The most comprehensive guidelines seem to be the ones found in the South African case of Mahlangu versus CIM Deltak (1986).
The court made it succinctly clear that the burden of proving an employee’s misconduct or poor performance lies with the employer.
Simply put, he who alleges must prove. An employee has the right to challenge any statements by the employer that are detrimental to his credibility and integrity.
The court went on to list those ingredients that are important for a fair disciplinary hearing to be held. These are:
the right to be told the nature of the offence or misconduct with relevant particulars of the charge;
the right of the hearing to take place timeously;
the right to be given adequate notice prior to a disciplinary hearing;
the right to some form of representation (the representative could be anyone from the workplace, either a workers’ committee representative, or a colleague so as to assist the employee and ensure that the discipline procedure is fair and equitable);
the right to call witnesses;
the right to an interpreter;
the right to a finding (if guilty, he has the right to be told the full reasons why);
the right to have previous service considered;

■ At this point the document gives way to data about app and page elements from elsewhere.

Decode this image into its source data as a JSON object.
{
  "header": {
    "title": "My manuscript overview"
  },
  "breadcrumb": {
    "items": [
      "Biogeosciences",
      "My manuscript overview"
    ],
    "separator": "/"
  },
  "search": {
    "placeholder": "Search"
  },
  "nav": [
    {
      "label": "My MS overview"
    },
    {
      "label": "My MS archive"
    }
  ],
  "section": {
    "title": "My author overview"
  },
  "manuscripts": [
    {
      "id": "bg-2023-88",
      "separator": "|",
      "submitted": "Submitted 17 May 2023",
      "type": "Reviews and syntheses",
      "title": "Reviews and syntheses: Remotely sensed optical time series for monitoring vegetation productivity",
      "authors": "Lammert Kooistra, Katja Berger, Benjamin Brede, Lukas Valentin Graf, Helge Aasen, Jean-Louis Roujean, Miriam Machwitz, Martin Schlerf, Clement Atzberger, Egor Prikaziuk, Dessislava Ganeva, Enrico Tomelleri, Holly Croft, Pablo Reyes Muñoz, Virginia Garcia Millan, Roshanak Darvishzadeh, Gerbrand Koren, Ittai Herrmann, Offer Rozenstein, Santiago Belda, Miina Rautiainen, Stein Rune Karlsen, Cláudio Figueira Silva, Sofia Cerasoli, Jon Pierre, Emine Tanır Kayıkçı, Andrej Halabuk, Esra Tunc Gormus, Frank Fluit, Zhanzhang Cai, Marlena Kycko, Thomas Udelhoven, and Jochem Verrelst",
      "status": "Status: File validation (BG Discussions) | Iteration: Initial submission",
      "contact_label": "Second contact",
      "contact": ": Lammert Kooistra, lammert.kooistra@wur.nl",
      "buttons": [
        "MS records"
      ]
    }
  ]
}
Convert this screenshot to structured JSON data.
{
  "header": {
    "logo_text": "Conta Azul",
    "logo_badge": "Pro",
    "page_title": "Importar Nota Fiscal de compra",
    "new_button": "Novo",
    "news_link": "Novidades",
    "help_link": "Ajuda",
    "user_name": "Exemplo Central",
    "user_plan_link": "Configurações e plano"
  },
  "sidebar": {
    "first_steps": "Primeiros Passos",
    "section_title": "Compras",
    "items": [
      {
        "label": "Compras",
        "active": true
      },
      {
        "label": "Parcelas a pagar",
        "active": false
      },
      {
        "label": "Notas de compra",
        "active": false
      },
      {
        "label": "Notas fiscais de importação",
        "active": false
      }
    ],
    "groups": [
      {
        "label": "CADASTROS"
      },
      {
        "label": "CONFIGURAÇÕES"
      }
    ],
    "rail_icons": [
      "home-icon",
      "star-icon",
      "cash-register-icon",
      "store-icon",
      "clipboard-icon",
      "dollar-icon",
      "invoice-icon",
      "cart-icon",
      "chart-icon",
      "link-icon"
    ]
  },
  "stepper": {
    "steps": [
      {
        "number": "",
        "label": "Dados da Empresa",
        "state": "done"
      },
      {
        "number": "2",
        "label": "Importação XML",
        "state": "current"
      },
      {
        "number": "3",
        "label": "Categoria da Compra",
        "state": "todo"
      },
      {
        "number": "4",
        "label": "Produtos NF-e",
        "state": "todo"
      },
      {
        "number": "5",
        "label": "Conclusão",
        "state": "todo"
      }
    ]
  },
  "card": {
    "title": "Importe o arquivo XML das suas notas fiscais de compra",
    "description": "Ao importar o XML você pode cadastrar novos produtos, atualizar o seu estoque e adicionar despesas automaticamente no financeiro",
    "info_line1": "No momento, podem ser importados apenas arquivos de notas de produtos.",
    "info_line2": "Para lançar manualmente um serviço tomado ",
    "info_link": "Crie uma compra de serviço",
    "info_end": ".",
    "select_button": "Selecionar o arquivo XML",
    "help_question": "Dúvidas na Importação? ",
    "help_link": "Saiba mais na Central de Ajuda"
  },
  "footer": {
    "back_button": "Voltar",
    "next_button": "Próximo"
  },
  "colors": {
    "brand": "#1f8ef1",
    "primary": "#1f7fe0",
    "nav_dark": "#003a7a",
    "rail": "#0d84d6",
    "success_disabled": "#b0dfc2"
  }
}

the right to be advised of the penalty imposed (verbal warnings, written warnings, dismissal) and
the right of appeal to a higher level in the organisation.
Zimbabwean case law also tries to define what the audi alteram partem rule is.
In the 2003 High Court case of Chirenga versus Delta Distribution, Justice Smith ruled that where an employee charged for misconduct opts to have legal representation, and his request is turned down, the requirements of the audi alteram partem rule would not have been met, even where the code of conduct is silent on the right to representation.
In another High Court case of Rwodzi versus Chegutu Municipality (2003), Justice Mavangira went further and laid down seven steps that should be taken to ensure the audi alteram partem rule is complied with where disciplinary charges are brought against an employee. The steps are:
the employee should be given reasonable notice of the impending hearing. The reasonableness of the amount of notice given will depend on factors such as the seriousness and complexity of the case;
the hearing must precede the decision;
the hearing must be timeous, to ensure that it takes place when the facts are still fresh in the minds of the parties and their witnesses.
However, where the employee requires time in order to prepare for the hearing or to arrange for representation, he should be given a reasonable opportunity to do so;
the employee must be informed of the charge(s) against him, to meet the need for adequate preparation;
the employee should be present at the hearing, but if he refuses to attend the hearing without good cause or has absconded the employer may be entitled to proceed with a hearing in his absence;
the employee must be permitted representation and
the presiding officer must be impartial.
If you look closely, these guidelines mirror the ones listed in the Mahlangu versus CIM Deltak case mentioned above.
Most organisations’ registered codes of conduct meet the criteria laid own in the said case law. Where your code of conduct violates or does not meet such criteria, it is advisable to either amend or replace it.
Let me hasten to say that the guidelines laid down by the courts need to be interpreted cautiously.
There is a propensity, especially on the part of employees to misconstrue the meaning of these court judgements.
For instance, it would be absurd for a qualified chartered accountant to demand to have an interpreter in a hearing in which a white manager is presiding.
That is likely to be dismissed as being frivolous and vexatious.
Of course, it will be. However, such demand may be taken seriously in circumstances where the accused person is an unsophisticated, lower level employee.
In the same vein, insisting on calling witnesses where there is clearly no need for them is not likely to assist the accused employee.
For employers, the due disciplinary process may be unpleasant but it has to be complied with. If you violate the audi alteram partem rule, the courts may order you to either reinstate the employee you have dismissed or to pay damages.
The “you are fired!” scenes we are bombarded with in movies and soaps on a daily basis are not a reflection of the reality on the ground.